- ¾ cup pastina or ditalini
- 1 lemon, juiced
- ½ cup fresh parsley, minced
- Big pinch of fennel fronds, minced
- Crushed red pepper to taste
- Salt and pepper
Make the stock:
- Cover the turkey carcass in a large stockpot with 12 cups of water. You may need more depending on the size of the carcass. Try to immerse the bird with water, but if your pot isn’t big enough, it’s ok if the back bone sticks out a bit. Add a big pinch of salt to the water.
- Bring to a boil and then simmer for 2-3 hours. You may wish to flip the bird once during simmering. The liquid should be reduced by almost half.
- Cover the pot (with foil, if the turkey is sticking out) and transfer to the refrigerator overnight.
- The next day, remove the carcass from the stock. Pick off any remaining meat and set it aside in a bowl to be added to the soup. Discard the carcass.
- If the stock is very gelatinous, place it on the heat over medium-high just until the gelatin melts, and the stock returns to a liquid. Turn off the heat and strain through a fine-mesh sieve.
- Give the pot a quick rinse and wipe it out. Return it to the stovetop.
Cook the soup aromatics:
- Heat 1 tablespoon olive oil over medium heat. Add the onion, carrots, celery, and fennel. Season with salt and pepper. Cook for 8-10 minutes.
- Add the garlic and cook for 1 minute until fragrant. Add the bundle of thyme.
Simmer the soup:
- Pour in the prepared stock and all of the chopped turkey. Add salt, pepper, and crushed red pepper. Bring to a boil. Reduce heat and simmer for 30 minutes. Remove and discard the thyme.
Finish the soup:
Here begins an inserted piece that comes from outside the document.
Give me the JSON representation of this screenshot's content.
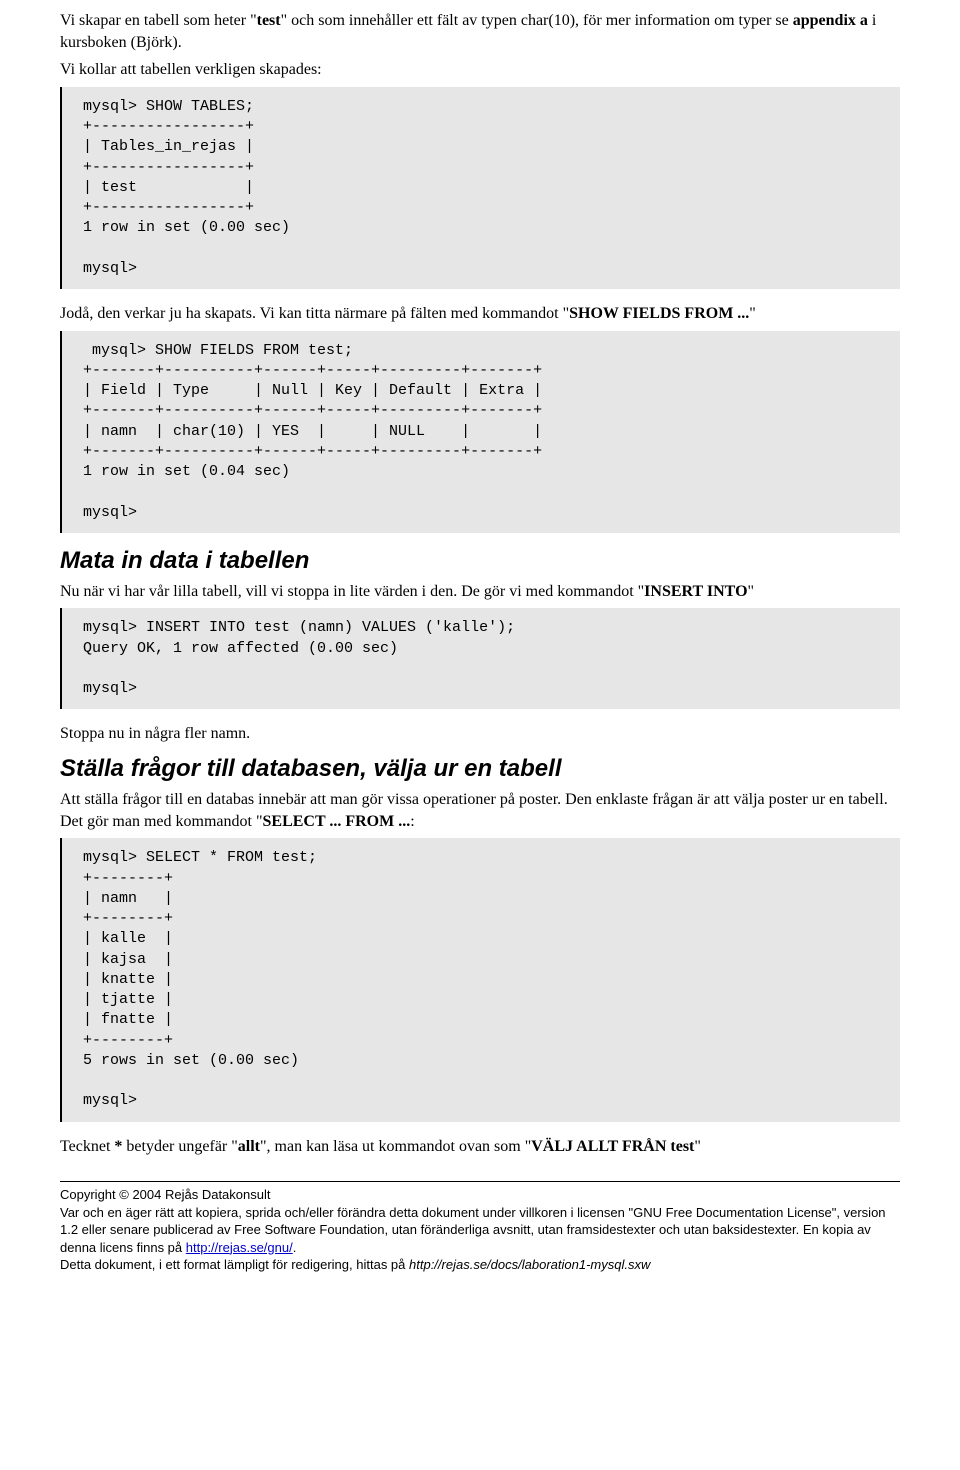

- Return the soup to a boil. Add the pastina and cook for 3-4 minutes. Taste and add salt and pepper.
- Finish the soup by adding parsley, fennel fronds, and lemon juice.
- Ladle the soup into bowls and serve with lemon wedges and minced parsley on the side. Enjoy!